-------- SOURCE INFORMATION

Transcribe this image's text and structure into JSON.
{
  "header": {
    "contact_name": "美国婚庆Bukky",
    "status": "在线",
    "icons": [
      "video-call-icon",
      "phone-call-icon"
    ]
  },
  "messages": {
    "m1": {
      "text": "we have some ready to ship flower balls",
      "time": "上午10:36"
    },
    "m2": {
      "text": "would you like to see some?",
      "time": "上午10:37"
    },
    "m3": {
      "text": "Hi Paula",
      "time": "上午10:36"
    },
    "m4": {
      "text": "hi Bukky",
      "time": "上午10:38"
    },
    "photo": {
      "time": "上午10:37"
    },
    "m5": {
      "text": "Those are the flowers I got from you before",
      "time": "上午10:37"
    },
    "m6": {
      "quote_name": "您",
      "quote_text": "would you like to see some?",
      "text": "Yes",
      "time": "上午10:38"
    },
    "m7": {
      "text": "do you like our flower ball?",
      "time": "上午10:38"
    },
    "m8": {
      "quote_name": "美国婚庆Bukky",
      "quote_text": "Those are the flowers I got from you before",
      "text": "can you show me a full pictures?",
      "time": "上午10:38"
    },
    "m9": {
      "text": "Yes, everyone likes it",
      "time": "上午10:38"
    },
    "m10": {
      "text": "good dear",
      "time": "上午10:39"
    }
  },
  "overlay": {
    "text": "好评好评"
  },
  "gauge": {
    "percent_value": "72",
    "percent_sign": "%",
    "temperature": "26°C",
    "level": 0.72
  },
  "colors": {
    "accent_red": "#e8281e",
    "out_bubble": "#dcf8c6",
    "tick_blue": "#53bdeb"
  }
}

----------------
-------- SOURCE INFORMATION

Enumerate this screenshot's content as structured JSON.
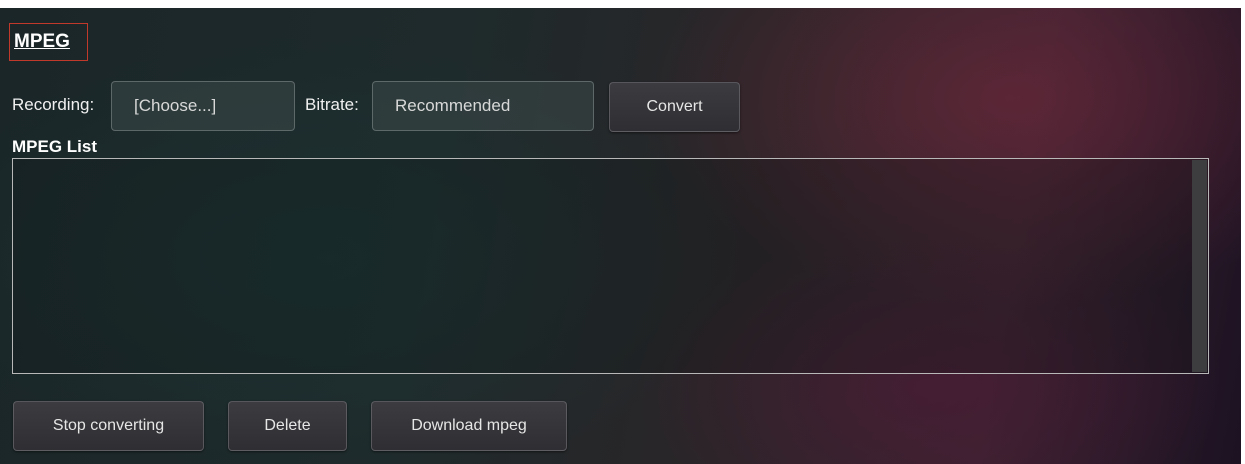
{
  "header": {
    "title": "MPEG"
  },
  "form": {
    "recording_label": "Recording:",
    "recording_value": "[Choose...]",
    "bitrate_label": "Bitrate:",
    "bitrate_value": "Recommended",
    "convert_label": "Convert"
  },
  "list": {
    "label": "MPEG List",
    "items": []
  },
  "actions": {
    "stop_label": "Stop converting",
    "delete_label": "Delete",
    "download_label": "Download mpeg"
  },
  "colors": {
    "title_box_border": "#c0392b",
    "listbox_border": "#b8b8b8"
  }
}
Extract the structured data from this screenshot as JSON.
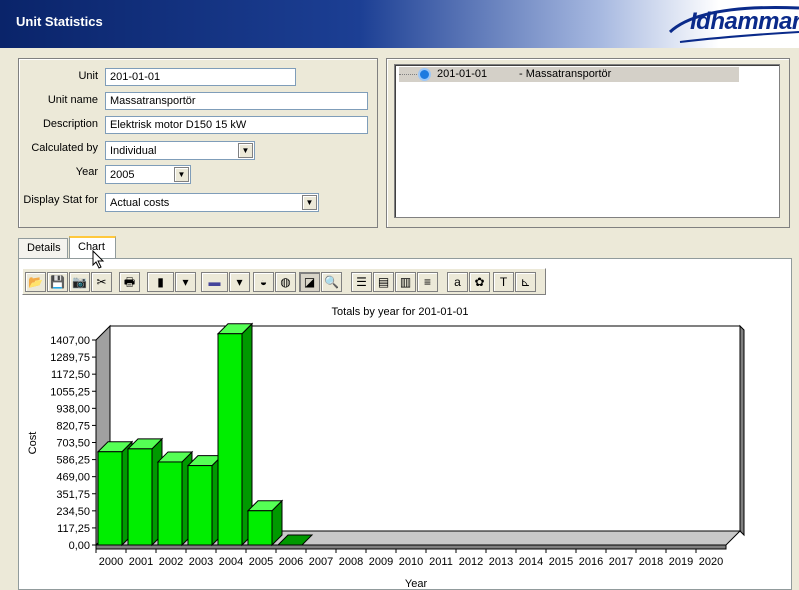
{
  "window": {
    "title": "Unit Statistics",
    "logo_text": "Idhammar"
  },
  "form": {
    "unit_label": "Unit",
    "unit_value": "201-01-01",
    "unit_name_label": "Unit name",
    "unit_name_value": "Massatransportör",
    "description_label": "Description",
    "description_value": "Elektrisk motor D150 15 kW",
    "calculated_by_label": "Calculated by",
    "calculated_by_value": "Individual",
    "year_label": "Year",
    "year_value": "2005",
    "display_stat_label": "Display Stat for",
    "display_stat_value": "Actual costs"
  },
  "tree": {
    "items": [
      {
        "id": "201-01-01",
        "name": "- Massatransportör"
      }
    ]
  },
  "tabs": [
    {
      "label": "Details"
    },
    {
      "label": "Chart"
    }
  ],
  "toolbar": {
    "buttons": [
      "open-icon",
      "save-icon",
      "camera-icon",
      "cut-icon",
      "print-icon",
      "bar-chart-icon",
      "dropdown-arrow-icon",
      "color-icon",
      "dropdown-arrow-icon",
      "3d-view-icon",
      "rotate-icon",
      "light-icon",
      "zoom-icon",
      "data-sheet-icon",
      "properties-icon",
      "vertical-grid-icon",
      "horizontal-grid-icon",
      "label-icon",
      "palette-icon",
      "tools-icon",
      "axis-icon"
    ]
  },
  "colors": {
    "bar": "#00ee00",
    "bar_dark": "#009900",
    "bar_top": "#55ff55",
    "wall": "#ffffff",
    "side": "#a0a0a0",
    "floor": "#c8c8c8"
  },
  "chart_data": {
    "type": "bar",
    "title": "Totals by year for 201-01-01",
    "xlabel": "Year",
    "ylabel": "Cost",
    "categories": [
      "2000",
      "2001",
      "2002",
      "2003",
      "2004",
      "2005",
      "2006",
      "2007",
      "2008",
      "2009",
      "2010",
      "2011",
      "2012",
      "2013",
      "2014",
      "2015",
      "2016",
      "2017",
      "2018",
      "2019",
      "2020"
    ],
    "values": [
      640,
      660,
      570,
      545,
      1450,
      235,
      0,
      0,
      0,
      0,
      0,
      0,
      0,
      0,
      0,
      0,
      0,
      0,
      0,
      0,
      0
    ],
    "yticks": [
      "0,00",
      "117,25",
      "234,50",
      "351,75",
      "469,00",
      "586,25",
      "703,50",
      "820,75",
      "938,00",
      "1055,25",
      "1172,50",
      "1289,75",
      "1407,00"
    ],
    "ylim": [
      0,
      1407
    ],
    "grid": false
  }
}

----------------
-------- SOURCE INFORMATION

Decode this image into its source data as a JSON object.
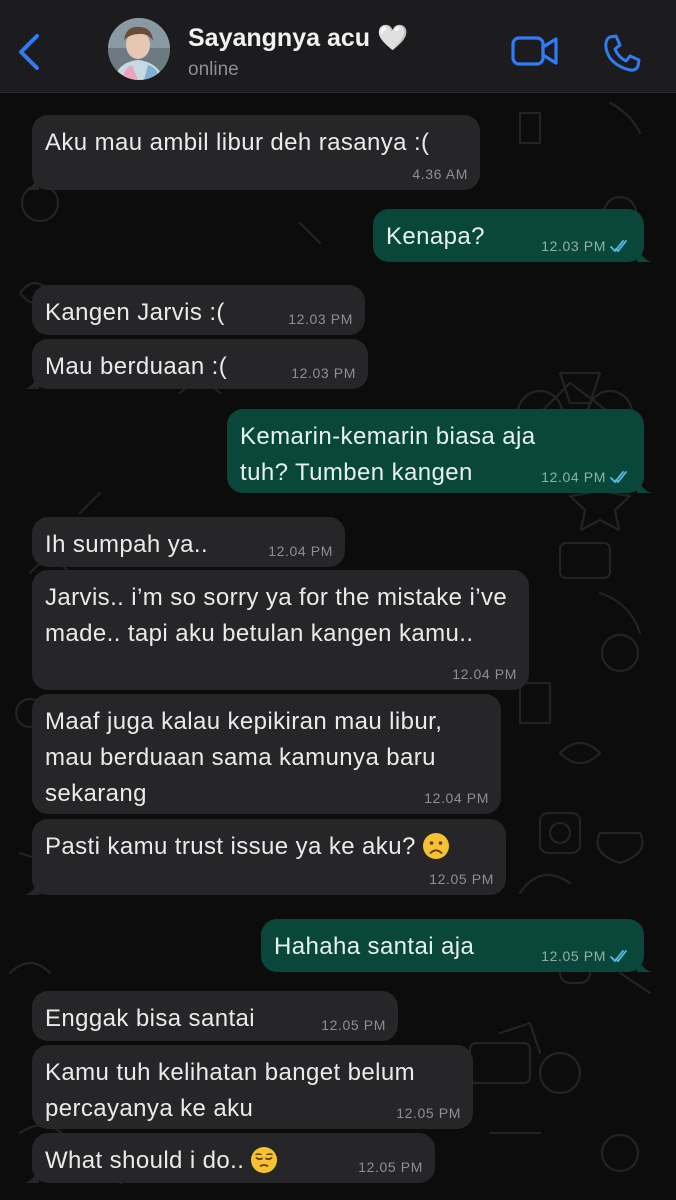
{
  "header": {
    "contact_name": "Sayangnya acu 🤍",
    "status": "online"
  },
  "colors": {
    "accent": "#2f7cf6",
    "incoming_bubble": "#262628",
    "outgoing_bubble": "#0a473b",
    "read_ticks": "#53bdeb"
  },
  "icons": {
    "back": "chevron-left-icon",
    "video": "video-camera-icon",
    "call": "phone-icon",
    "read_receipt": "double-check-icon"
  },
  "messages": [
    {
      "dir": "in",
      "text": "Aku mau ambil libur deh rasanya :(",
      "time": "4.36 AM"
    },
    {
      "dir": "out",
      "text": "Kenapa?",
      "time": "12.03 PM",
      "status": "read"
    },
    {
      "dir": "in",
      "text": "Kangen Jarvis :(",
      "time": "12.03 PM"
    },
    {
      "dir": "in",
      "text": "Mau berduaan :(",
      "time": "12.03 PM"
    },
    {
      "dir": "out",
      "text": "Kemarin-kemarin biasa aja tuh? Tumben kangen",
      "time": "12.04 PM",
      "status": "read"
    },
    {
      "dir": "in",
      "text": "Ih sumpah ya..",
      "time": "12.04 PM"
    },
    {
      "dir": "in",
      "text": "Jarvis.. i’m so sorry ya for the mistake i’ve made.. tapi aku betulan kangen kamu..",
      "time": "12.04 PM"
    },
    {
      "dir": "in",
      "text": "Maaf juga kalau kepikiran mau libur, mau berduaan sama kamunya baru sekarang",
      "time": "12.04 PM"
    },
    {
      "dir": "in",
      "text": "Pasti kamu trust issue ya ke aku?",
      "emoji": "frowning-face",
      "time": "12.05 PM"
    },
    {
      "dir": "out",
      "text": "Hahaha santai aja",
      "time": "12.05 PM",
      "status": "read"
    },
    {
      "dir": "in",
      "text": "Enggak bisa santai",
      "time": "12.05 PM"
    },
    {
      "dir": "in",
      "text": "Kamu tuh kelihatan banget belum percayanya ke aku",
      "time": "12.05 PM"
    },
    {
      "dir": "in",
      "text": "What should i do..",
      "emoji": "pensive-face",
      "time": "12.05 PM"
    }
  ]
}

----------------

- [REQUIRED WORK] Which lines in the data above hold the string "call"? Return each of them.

- [ANSWER TO THIS TASK]
      "video-call-icon",
      "phone-call-icon"
    "call": "phone-icon",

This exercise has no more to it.